June 7, 2010 by admncc
As a parent, it breaks my heart to hear about stories where children’s lives have been lost or irreparably changed by accidents. That’s a parent’s worst nightmare! I’ve seen stories where I felt a parent or someone else was to blame. I’ve seen stories where it truly was an accident. And I’ve seen stories where a retail product was to blame. None of those is easier to accept than the other.
So let’s discuss the story of 18-month old Camryn Surman, from Cranberry, PA. In July 2009, Camryn’s mother found the toddler with the lid of a wicker trunk on her head. Camryn was “in a choking position on the edge of the box.” The above-story went on to say, “While confident it was only moments because there were adults nearby, no one knows just how long Camryn was trapped by the box.” Regardless, the damage was done. Even though the mother immediately started resuscitation efforts, according to a Pittsburgh Tribune Review story, Camryn “suffered a devastating anoxic brain injury.” And according to a KDKA story, now Camryn “can’t move her arms, can’t move her legs, is on a feeding tube, is on a trach, can’t speak (and) has impaired vision.”
Parents, Eric and Laura Surman, have now sued Target, who was the exclusive distributor of the trunk.
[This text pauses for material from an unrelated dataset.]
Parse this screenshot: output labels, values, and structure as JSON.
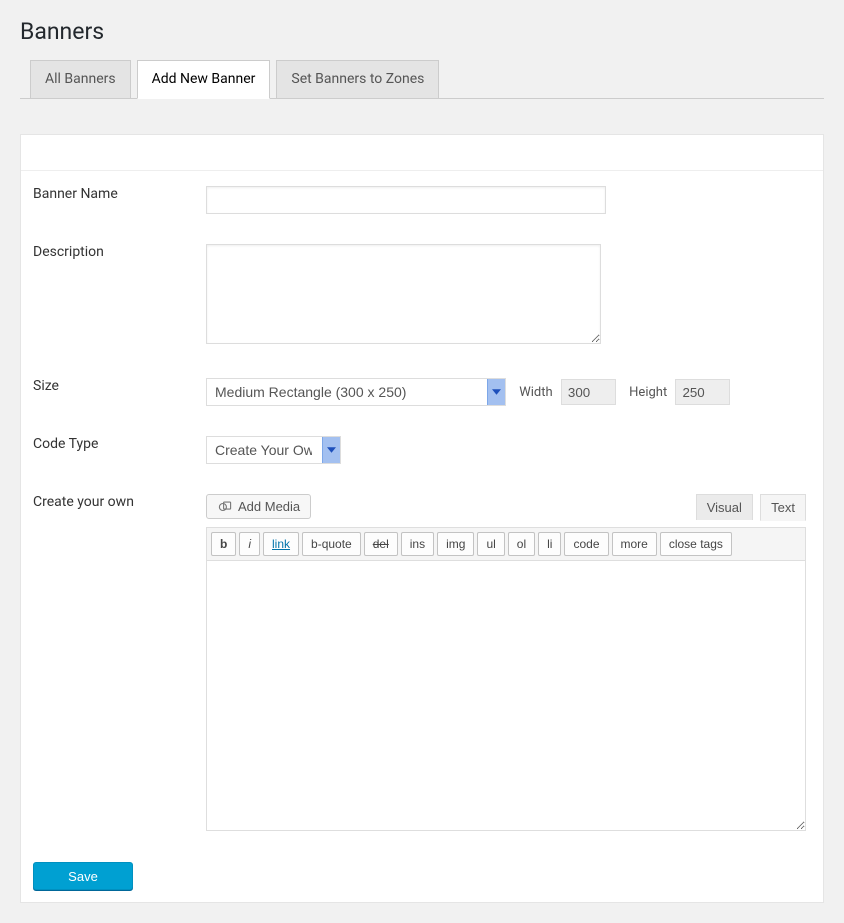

But that’s where the debate begins…
After doing some research regarding this incident, nowhere was I able to find the exact amount of time that the child was being choked for. The description varies from being noticed immediately to several moments passing to longer, but all reports confirm that the mother was in the home at the time. And I was able to find out that up to three adults may have been present in the home at the time of the accident. So would that suggest that multiple adults were not keeping an eye on an 18-month old child? My daughter is six years old and we still don’t let her play outside alone. But I can tell you one thing – when she was 18 months old, she was in our sight at all times.
I also started to question the ethics behind the parents suing Target. The basis for their case is that they used the wicker trunk as toy box, but it was unsafe. The lawsuit, which you can read here, further says that the trunks “are sold without specific instructions, warnings or limitations.” And it claims that Target’s web site said the trunk was “perfect as storage for toys, pillows or other big items.” But when you look at a picture of the trunk here, my initial opinion isn’t to think that it could be a toy box. The Surman family was actually able to get the trunk recalled through the CPSC. But ironically, their lawsuit still refers to it as a “trunk” and not a toy box.
So, I find myself wondering:
- If between one and three adults were physically present inside the home at the time of the accident, was it avoidable?
- Was someone watching the child or was the she within their sight at all times?
- How long was the child unsupervised and/or choking?
- Is a woven storage trunk a suitable toy box?
- Is it reasonable to assume that any trunk could hold toys?
- Should Target have had nire descriptive instructions and/or warnings?
- Is it parental neglect, a true accident or should Target pay up for negligence?
John Gismondi, the family’s attorney, thinks Target should pay. I’m not sure that I’m there yet…